Q: You are a professor yourself and based on the online reviews from students, you are very well liked even by students who say they do not like English courses. Can you talk about your philosophy as a teacher.
A: I never trust the online reviews, but I'll take your generous description of them! I'm convinced everyone has something to say, and my goal as a professor of various writing courses has been to help each student gain the confidence to say it. I'm also interested in exposing students to new ideas and alternative perspectives, which is why full-class discussions are an important aspect of my classes. I often have students write brief responses in an online forum prior to class; then I can ask individual students to elaborate on those responses in class if they have not said much already. This has been useful at getting the full class to participate each time and create a sense of community.
Q: Your bio says you worked a number of labor jobs. How do you draw on those experiences as both a teacher and a writer.
A: These were all short-term, but I worked on the railroad, for the county's road and bridge department, and for the post office (briefly) as a mail handler. The railroad experience became the setting for my first novella, Brotherhood, in fact. There, and on the other jobs, I appreciated the camaraderie and colorful --if often off-color and crude -- banter amongst the workers. My favorite poet and a good friend who died five years ago, Maj Ragain, wrote about this kind of interaction in his piece, "Blue Talk at Ed Brassie's Garage," which was from his book, Fresh Oil, Loose Gravel. The book's a little hard to find now, but everyone should read it if they come across it. (Mac's Backs in Cleveland Heights has copies!) Maj wrote of the connection made amongst those toiling away in atmospheres like this. He said, "They seemed as brave and as free as any men I ever met. It was as if they used to cuss to break the crust that forms around a man's life, theirs, mine."
I also worked during breaks from college at my uncle's drive thru, selling pop, beer, and cigarettes to locals. I listened to stories from interesting regulars and those who'd just stop in here and there. I appreciated hearing of their unique experiences. In many ways, this prepared me to listen to students, to hear them out, to encourage them to share their stories, too.
Q: Have you always wanted to be a writer?
A: Not really. I read here and there as a kid, and I read what teachers asked me to in school (for the most part). During my senior year of high school, I did read both Salinger's Catcher in the Rye and Camus' The Stranger for a wonderful English teacher named Rich Jagunic. I was blown away by novels for the first time, but I still never thought it would be something I'd pursue until my second year of college. It was then that I took writing courses with Michael Olin-Hitt and Frank Tascone at Mount and loved the creative opportunities and atmospheres both of them fostered in the classroom.
Q: What advice would you give an aspiring writer?
A: This is all stolen from others I've either read or talked to: Read more than you write, though write often. Don't be afraid to explore the extraordinary aspects of ordinary people and the human experience.
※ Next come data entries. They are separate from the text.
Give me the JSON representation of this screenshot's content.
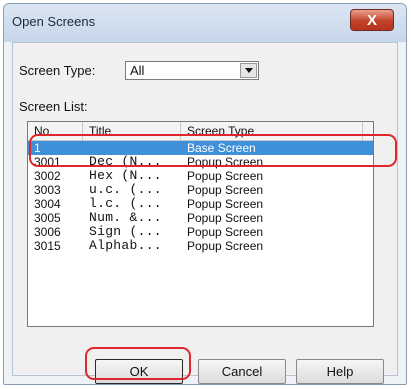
{
  "window": {
    "title": "Open Screens",
    "close_glyph": "X"
  },
  "form": {
    "screen_type_label": "Screen Type:",
    "screen_type_value": "All",
    "screen_list_label": "Screen List:"
  },
  "list": {
    "columns": [
      "No.",
      "Title",
      "Screen Type"
    ],
    "rows": [
      {
        "no": "1",
        "title": "",
        "type": "Base Screen",
        "selected": true
      },
      {
        "no": "3001",
        "title": "Dec (N...",
        "type": "Popup Screen"
      },
      {
        "no": "3002",
        "title": "Hex (N...",
        "type": "Popup Screen"
      },
      {
        "no": "3003",
        "title": "u.c. (...",
        "type": "Popup Screen"
      },
      {
        "no": "3004",
        "title": "l.c. (...",
        "type": "Popup Screen"
      },
      {
        "no": "3005",
        "title": "Num. &...",
        "type": "Popup Screen"
      },
      {
        "no": "3006",
        "title": "Sign (...",
        "type": "Popup Screen"
      },
      {
        "no": "3015",
        "title": "Alphab...",
        "type": "Popup Screen"
      }
    ]
  },
  "buttons": {
    "ok": "OK",
    "cancel": "Cancel",
    "help": "Help"
  },
  "colors": {
    "highlight": "#e0262b",
    "selection": "#3f8fd9"
  }
}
Be open to surprise and find joy in the process. Have a thick skin.
Q: What can people expect when they come to your visit at Rodman Library?
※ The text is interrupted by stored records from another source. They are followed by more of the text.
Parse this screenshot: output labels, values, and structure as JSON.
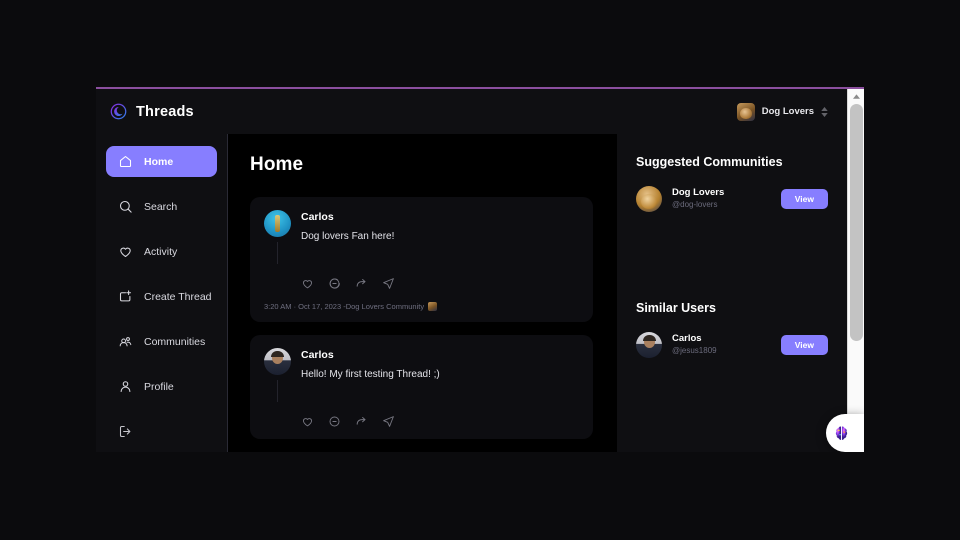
{
  "app": {
    "brand_name": "Threads",
    "logo_icon": "threads-logo-icon"
  },
  "topbar": {
    "user_name": "Dog Lovers",
    "switcher_icon": "up-down-chevron-icon",
    "avatar_icon": "dog-avatar"
  },
  "sidebar": {
    "items": [
      {
        "label": "Home",
        "icon": "home-icon",
        "active": true
      },
      {
        "label": "Search",
        "icon": "search-icon",
        "active": false
      },
      {
        "label": "Activity",
        "icon": "heart-icon",
        "active": false
      },
      {
        "label": "Create Thread",
        "icon": "create-icon",
        "active": false
      },
      {
        "label": "Communities",
        "icon": "people-icon",
        "active": false
      },
      {
        "label": "Profile",
        "icon": "person-icon",
        "active": false
      },
      {
        "label": "",
        "icon": "logout-icon",
        "active": false
      }
    ]
  },
  "main": {
    "title": "Home",
    "posts": [
      {
        "author": "Carlos",
        "text": "Dog lovers Fan here!",
        "meta": "3:20 AM · Oct 17, 2023 -Dog Lovers Community",
        "avatar": "bottle-avatar",
        "has_meta": true,
        "actions": [
          "heart-icon",
          "comment-icon",
          "repost-icon",
          "send-icon"
        ]
      },
      {
        "author": "Carlos",
        "text": "Hello! My first testing Thread! ;)",
        "meta": "",
        "avatar": "man-avatar",
        "has_meta": false,
        "actions": [
          "heart-icon",
          "comment-icon",
          "repost-icon",
          "send-icon"
        ]
      }
    ]
  },
  "right_panel": {
    "communities_title": "Suggested Communities",
    "communities": [
      {
        "name": "Dog Lovers",
        "handle": "@dog-lovers",
        "button": "View",
        "avatar": "dog-avatar"
      }
    ],
    "users_title": "Similar Users",
    "users": [
      {
        "name": "Carlos",
        "handle": "@jesus1809",
        "button": "View",
        "avatar": "man-avatar"
      }
    ]
  },
  "assistant": {
    "icon": "brain-assistant-icon"
  },
  "colors": {
    "accent": "#877eff",
    "panel": "#0f0f12",
    "canvas": "#000000",
    "card": "#0d0d11",
    "top_accent": "#8b4f9e",
    "muted_text": "#6b6b7c"
  }
}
A: I'll read several selections from the collection. The characters are all the same, but the book is not chronological, so I'll jump around, giving context as needed. I promise not to drone on, and, for the sake of everyone, I'll read short selections that range in style and approach. Ideally, all attendees will come away with something they found interesting. Here's hoping anyway!
Also, I want to thank Mike Patterson, my friend and former editor of the The Alliance Review, for supporting me as a writer and helping to arrange my reading. Alliance is lucky to have such a devoted and delightful citizen in Mike.